arrived in Australia two months ago after fleeing the war in Ukraine. She lives
in Jan Juc, and she’s being supported by the Ukrainian Community in Geelong and
are you settling in?
The first month was very difficult. It was like ‘I’m here
but I’m not here. It wasn’t my choice to be here’.
Everyday I wanted to go
home. But I understand that this is a really good opportunity for me and I
need to stop being blue because that’s not helping me, my family, and Ukraine.
And I’m really grateful that I can live here in safety. It’s also a huge change
for me, because I was successful and independent back home.
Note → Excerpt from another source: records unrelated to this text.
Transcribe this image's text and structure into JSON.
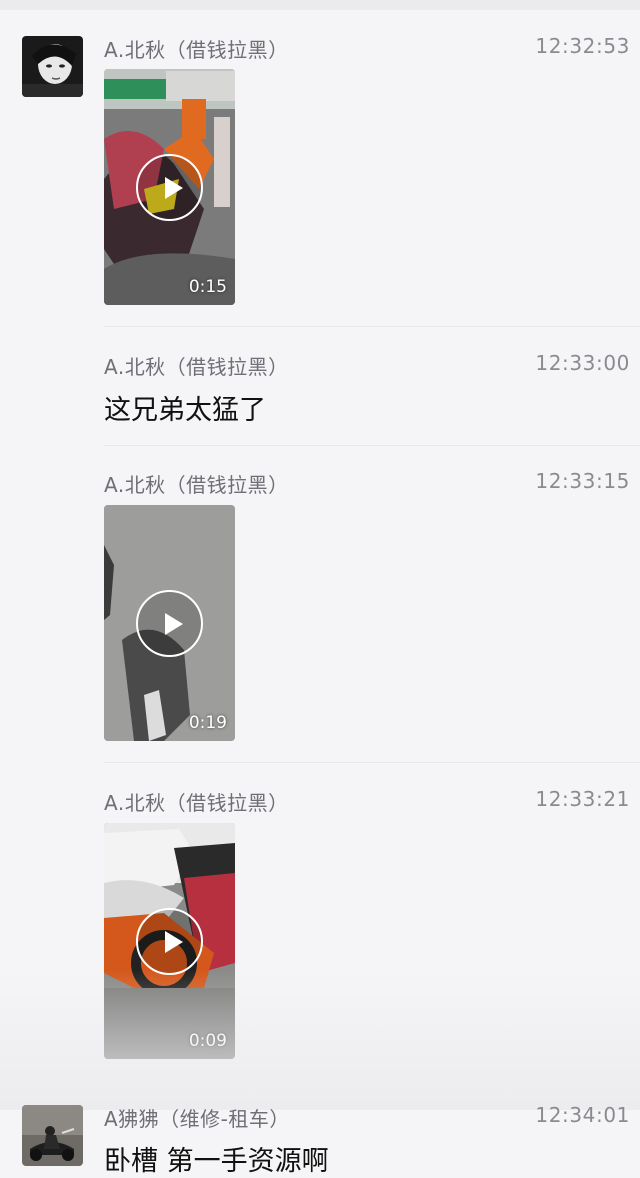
{
  "colors": {
    "background": "#f5f5f7",
    "sender": "#6f6f78",
    "time": "#8a8a90",
    "text": "#111111"
  },
  "messages": [
    {
      "sender": "A.北秋（借钱拉黑）",
      "time": "12:32:53",
      "type": "video",
      "duration": "0:15",
      "avatar": "avatar-face-icon"
    },
    {
      "sender": "A.北秋（借钱拉黑）",
      "time": "12:33:00",
      "type": "text",
      "text": "这兄弟太猛了"
    },
    {
      "sender": "A.北秋（借钱拉黑）",
      "time": "12:33:15",
      "type": "video",
      "duration": "0:19"
    },
    {
      "sender": "A.北秋（借钱拉黑）",
      "time": "12:33:21",
      "type": "video",
      "duration": "0:09"
    },
    {
      "sender": "A狒狒（维修-租车）",
      "time": "12:34:01",
      "type": "text",
      "text": "卧槽 第一手资源啊",
      "avatar": "avatar-rider-icon"
    }
  ]
}
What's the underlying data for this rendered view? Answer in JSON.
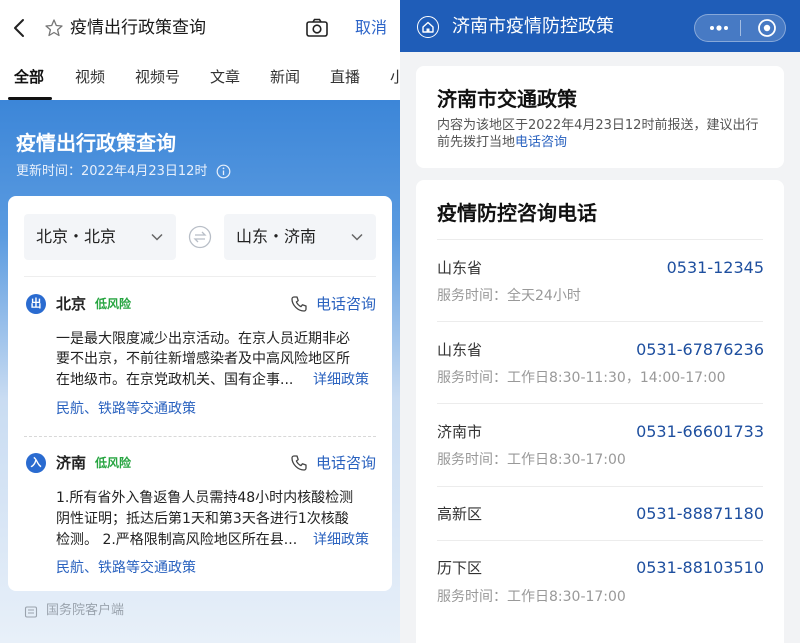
{
  "left": {
    "search": {
      "query": "疫情出行政策查询",
      "cancel_label": "取消"
    },
    "tabs": [
      {
        "label": "全部",
        "active": true
      },
      {
        "label": "视频"
      },
      {
        "label": "视频号"
      },
      {
        "label": "文章"
      },
      {
        "label": "新闻"
      },
      {
        "label": "直播"
      },
      {
        "label": "小"
      }
    ],
    "card": {
      "title": "疫情出行政策查询",
      "update_time": "更新时间：2022年4月23日12时",
      "from_city": "北京・北京",
      "to_city": "山东・济南"
    },
    "entries": [
      {
        "badge": "出",
        "city": "北京",
        "risk": "低风险",
        "phone_label": "电话咨询",
        "lines": [
          "一是最大限度减少出京活动。在京人员近期非必",
          "要不出京，不前往新增感染者及中高风险地区所",
          "在地级市。在京党政机关、国有企事..."
        ],
        "detail_label": "详细政策",
        "traffic_label": "民航、铁路等交通政策"
      },
      {
        "badge": "入",
        "city": "济南",
        "risk": "低风险",
        "phone_label": "电话咨询",
        "lines": [
          "1.所有省外入鲁返鲁人员需持48小时内核酸检测",
          "阴性证明；抵达后第1天和第3天各进行1次核酸",
          "检测。 2.严格限制高风险地区所在县..."
        ],
        "detail_label": "详细政策",
        "traffic_label": "民航、铁路等交通政策"
      }
    ],
    "footer": "国务院客户端"
  },
  "right": {
    "nav_title": "济南市疫情防控政策",
    "traffic": {
      "title": "济南市交通政策",
      "note_line1": "内容为该地区于2022年4月23日12时前报送，建议出行",
      "note_line2_prefix": "前先拨打当地",
      "note_link": "电话咨询"
    },
    "hotline": {
      "title": "疫情防控咨询电话",
      "items": [
        {
          "region": "山东省",
          "phone": "0531-12345",
          "hours": "服务时间：全天24小时"
        },
        {
          "region": "山东省",
          "phone": "0531-67876236",
          "hours": "服务时间：工作日8:30-11:30，14:00-17:00"
        },
        {
          "region": "济南市",
          "phone": "0531-66601733",
          "hours": "服务时间：工作日8:30-17:00"
        },
        {
          "region": "高新区",
          "phone": "0531-88871180",
          "hours": ""
        },
        {
          "region": "历下区",
          "phone": "0531-88103510",
          "hours": "服务时间：工作日8:30-17:00"
        }
      ]
    }
  },
  "colors": {
    "brand_blue": "#1f5db8",
    "link_blue": "#2a62bf",
    "risk_green": "#27a541"
  },
  "icons": [
    "back-icon",
    "star-icon",
    "camera-icon",
    "info-icon",
    "chevron-down-icon",
    "swap-icon",
    "phone-icon",
    "home-icon",
    "more-icon",
    "target-icon"
  ]
}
But here, I have to
rely on other people’s kindness.
I try to find some things to enjoy on my own,
like I go out and buy coffee and a croissant, and that’s my thing. I did it for
myself, I earned it. It’s important for my self-confidence.
do you love most about living here?
I’m originally from Kyiv, which is very busy. Geelong
reminds me of Vinnytsia, a city by the river in the west of Ukraine – it’s
quiet and nice. And I really love the Ukrainian community. They’re like family.
does healing mean to you?
I know about healing because I had a major medical procedure
in the past – I had bone marrow transplant. And then here, with the recent
experience of having to leave my home. For me, healing is having time for
myself to reflect and recover.
helps you in your mental health and wellbeing?
Being in nature. I live in a beautiful area, by the beach. It
really helps me to go to the beach and sit, sometimes for hours, and just watch
the waves. It also helps when you’re surrounded by people who are understanding
when you need to have some time alone.
are you most looking forward to in the future?
I try not to think about the future too much, because I
don’t know what that looks like yet. When I first came here, I thought the war
would end in a month or so. For now, I’m trying to restart my life here – find
a job to help my family and my country, find my own place, and to discover
Australia and hopefully not see spiders and snakes (laughs).
can we do more to support people from refugee backgrounds?
I think it’s about communication and understanding what it’s
like to be somewhere new. For a few weeks, when I came here, everything was new
- I didn’t even know how to ride the bus. Little things, but I was hesitant to
ask because I didn’t want to seem stupid.
I’m now in a group with Ukrainian new
arrivals and we share tips on how to adjust and adapt. The Ukrainian community in Geelong and Cultura have also been helpful with answering any questions we